[Non-small cell lung cancer: surgical trends as a function of age]

Rev Mal Respir. 2001 Apr;18(2):173-84.
[Article in French]


Most of the studies on lung cancer and age are usually done on very young or very old populations. We conducted a study of the evolution of surgical features over time in a population aged 24 to 89 years. The series included 1,809 men and 287 women (n = 2,096) who had undergone surgery between April 1984 and December 1990 (n = 1,026) and between January 1991 and December 1996 (n = 1,996). Patients were divided into 7 age groups with 2 subgroups for patients with or without prior medical history of cancer. We analyzed the type of surgery and pathology findings by age. Morbidity was recorded according to state of previous cardiovascular disease and long-term survival was analyzed. A significant increase in the number of female patients was noted during the last ten years. Adenocarcinomas were more frequent in young patients. Exploratory interventions, partial tumor resections and lung resections for metastasis were more frequently performed in young patients than in older patients. Excision of mediastinal nodes was less performed often in old patients. In case of curative resection, postoperative pTNM was not modified with age. Morbidity increased with age; mortality was more frequent in the elderly even when comorbidity was taken into account. Mortality was not related significantly with cardiovascular morbidity factors despite an increased frequency of previous cardiovascular disease with age. Survival according to age showed 3 main types of population: patients aged under 64 years, those between 65 and 74, and those over 75 years of age. Mortality increased with time but was less often related to recurrence of lung cancer. Nevertheless, survival for stage III and stage IV patients older than 75 years demonstrated that surgery was not indicated for these patients. This study shows that indications for surgery should not vary with age except for patients over 75 years who have locally advanced cancer and a risk of surgical death greater than the chances of survival. All non-small-cell lung cancers should be resected with no delay, even in the elderly population.

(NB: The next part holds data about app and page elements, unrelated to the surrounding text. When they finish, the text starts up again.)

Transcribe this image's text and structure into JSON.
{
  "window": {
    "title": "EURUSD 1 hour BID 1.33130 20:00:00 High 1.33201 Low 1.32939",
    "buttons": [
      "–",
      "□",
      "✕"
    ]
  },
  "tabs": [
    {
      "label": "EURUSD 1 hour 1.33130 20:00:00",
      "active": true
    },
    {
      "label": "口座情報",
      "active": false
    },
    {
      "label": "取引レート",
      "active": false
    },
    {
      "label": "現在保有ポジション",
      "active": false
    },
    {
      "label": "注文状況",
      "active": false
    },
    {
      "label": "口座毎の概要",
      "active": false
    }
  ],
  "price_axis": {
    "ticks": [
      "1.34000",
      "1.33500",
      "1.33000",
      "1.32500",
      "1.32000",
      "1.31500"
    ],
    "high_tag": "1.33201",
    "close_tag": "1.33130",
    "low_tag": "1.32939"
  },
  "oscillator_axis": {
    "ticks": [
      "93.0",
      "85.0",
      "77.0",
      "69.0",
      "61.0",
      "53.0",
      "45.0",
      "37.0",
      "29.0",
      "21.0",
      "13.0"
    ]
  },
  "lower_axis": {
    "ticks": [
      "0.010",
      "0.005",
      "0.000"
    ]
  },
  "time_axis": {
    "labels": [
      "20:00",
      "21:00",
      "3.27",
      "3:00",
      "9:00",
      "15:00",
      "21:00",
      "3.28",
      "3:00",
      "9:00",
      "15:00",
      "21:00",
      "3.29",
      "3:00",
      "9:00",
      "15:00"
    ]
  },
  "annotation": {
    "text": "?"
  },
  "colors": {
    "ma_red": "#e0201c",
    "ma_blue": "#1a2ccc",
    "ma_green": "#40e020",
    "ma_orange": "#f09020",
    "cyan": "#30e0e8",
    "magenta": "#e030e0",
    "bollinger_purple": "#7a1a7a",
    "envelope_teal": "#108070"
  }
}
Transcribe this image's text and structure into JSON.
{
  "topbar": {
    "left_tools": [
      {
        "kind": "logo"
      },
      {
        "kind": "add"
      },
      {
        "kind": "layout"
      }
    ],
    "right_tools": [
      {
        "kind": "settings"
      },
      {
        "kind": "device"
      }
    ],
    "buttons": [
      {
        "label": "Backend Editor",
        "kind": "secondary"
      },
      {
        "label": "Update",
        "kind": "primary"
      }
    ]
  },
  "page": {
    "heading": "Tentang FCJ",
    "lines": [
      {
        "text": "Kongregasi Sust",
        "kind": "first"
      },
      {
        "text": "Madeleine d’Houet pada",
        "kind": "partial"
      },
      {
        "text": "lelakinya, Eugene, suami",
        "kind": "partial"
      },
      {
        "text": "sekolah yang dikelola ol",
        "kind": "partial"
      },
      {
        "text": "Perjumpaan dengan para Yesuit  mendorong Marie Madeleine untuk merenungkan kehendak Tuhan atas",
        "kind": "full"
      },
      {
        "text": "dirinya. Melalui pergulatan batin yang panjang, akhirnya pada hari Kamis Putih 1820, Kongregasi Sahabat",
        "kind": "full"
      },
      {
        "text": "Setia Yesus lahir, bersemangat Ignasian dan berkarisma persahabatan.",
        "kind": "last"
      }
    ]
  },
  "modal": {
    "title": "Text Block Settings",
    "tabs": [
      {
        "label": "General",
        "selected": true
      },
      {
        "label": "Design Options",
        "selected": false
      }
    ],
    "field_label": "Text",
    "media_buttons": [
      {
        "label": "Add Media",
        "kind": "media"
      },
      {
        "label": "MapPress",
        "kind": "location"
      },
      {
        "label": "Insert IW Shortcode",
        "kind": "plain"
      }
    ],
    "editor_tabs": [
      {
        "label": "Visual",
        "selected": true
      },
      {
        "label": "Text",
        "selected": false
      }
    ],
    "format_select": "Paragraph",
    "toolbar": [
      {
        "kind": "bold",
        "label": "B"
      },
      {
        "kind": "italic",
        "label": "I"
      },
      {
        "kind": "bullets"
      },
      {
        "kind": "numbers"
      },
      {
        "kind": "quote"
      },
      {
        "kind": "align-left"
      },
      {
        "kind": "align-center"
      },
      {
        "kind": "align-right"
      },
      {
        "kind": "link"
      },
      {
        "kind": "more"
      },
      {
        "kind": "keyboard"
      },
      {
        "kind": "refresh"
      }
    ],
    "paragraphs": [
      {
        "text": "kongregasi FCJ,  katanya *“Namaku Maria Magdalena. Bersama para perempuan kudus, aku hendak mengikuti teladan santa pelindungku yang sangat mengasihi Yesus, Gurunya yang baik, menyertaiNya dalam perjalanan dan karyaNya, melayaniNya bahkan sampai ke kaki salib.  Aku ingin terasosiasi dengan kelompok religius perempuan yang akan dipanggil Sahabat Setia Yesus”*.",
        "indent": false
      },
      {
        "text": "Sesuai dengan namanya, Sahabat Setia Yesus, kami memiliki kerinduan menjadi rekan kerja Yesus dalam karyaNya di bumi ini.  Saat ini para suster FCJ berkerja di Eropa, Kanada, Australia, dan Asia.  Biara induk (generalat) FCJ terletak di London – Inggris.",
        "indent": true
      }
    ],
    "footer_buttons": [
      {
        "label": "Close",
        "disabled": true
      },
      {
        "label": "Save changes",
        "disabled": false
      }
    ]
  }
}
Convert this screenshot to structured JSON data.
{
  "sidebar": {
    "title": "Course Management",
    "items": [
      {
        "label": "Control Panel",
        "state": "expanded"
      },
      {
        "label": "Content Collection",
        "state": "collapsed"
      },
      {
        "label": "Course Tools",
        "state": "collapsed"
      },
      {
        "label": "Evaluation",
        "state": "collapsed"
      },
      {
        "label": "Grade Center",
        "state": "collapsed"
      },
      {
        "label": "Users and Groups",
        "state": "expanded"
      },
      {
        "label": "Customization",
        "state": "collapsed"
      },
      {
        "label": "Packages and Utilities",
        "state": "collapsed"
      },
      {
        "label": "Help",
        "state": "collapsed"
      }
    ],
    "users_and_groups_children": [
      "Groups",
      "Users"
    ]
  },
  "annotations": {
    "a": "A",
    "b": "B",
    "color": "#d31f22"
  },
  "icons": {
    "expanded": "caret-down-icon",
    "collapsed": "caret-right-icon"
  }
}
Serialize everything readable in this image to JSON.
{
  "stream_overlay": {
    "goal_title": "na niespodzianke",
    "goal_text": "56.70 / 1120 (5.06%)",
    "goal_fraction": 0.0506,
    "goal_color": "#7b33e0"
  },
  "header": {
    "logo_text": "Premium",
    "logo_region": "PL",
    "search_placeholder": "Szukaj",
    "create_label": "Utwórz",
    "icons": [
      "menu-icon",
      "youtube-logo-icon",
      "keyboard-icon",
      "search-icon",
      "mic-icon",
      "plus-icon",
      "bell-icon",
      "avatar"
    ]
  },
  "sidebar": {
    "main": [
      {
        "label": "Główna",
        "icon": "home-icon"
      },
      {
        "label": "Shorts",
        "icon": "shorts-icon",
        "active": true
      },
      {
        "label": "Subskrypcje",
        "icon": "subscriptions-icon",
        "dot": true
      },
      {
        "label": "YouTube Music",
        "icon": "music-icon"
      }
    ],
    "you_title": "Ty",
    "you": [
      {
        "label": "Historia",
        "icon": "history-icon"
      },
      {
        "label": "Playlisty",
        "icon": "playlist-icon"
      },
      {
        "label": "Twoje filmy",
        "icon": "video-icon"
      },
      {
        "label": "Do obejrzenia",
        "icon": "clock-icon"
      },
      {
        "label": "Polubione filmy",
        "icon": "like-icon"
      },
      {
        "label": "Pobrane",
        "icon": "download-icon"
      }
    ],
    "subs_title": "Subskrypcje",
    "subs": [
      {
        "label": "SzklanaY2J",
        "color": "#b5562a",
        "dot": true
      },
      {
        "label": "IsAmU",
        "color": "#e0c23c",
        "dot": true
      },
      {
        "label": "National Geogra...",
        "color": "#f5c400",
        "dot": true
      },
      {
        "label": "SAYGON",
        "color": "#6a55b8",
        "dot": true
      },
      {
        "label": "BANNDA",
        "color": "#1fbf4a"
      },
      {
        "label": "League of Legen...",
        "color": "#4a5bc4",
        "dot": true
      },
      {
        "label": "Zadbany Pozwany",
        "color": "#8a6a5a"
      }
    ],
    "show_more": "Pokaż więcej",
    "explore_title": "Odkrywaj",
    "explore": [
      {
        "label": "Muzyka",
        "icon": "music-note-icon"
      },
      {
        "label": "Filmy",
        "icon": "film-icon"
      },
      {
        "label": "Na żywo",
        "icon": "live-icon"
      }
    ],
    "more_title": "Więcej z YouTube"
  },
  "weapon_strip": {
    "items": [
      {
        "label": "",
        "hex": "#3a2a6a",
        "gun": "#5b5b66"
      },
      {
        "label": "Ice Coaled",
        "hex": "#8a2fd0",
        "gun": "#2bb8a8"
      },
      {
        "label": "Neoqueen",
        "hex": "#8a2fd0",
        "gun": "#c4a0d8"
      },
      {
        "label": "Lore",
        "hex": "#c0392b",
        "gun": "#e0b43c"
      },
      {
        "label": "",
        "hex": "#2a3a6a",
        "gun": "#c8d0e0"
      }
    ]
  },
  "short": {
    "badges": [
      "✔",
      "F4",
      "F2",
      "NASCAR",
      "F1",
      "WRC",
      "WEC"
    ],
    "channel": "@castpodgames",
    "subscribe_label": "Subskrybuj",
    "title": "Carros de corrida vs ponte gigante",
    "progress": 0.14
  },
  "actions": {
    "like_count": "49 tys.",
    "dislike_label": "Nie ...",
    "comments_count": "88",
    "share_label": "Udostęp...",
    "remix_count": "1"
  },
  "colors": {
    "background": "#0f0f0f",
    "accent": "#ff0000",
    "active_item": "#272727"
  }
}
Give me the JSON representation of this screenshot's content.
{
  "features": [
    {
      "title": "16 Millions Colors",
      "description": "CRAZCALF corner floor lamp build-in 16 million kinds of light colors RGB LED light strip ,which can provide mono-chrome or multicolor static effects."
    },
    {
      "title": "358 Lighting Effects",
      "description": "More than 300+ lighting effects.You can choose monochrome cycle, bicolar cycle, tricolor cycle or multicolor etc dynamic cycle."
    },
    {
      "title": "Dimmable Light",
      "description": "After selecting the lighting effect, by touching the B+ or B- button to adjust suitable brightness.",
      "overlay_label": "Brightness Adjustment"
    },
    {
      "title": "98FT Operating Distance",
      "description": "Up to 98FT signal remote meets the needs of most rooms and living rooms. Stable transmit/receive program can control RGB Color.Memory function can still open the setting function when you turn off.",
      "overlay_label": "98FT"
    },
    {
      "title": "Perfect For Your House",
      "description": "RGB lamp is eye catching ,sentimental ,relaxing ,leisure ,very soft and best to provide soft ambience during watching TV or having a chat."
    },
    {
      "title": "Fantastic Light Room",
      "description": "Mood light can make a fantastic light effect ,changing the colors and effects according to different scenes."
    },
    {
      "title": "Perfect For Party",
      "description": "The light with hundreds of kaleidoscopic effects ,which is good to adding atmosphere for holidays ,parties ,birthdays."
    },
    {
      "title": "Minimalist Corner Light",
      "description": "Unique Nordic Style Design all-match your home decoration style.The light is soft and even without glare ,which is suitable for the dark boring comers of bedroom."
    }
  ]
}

Publication types

  • English Abstract

MeSH terms

  • Adult
  • Age Factors
  • Aged
  • Aged, 80 and over
  • Carcinoma, Non-Small-Cell Lung / mortality
  • Carcinoma, Non-Small-Cell Lung / pathology
  • Carcinoma, Non-Small-Cell Lung / surgery*
  • Female
  • Humans
  • Lung Neoplasms / mortality
  • Lung Neoplasms / pathology
  • Lung Neoplasms / surgery*
  • Male
  • Middle Aged
  • Patient Care Planning
  • Prognosis
  • Retrospective Studies
  • Risk Factors
  • Sex Factors
  • Survival Analysis
  • Treatment Outcome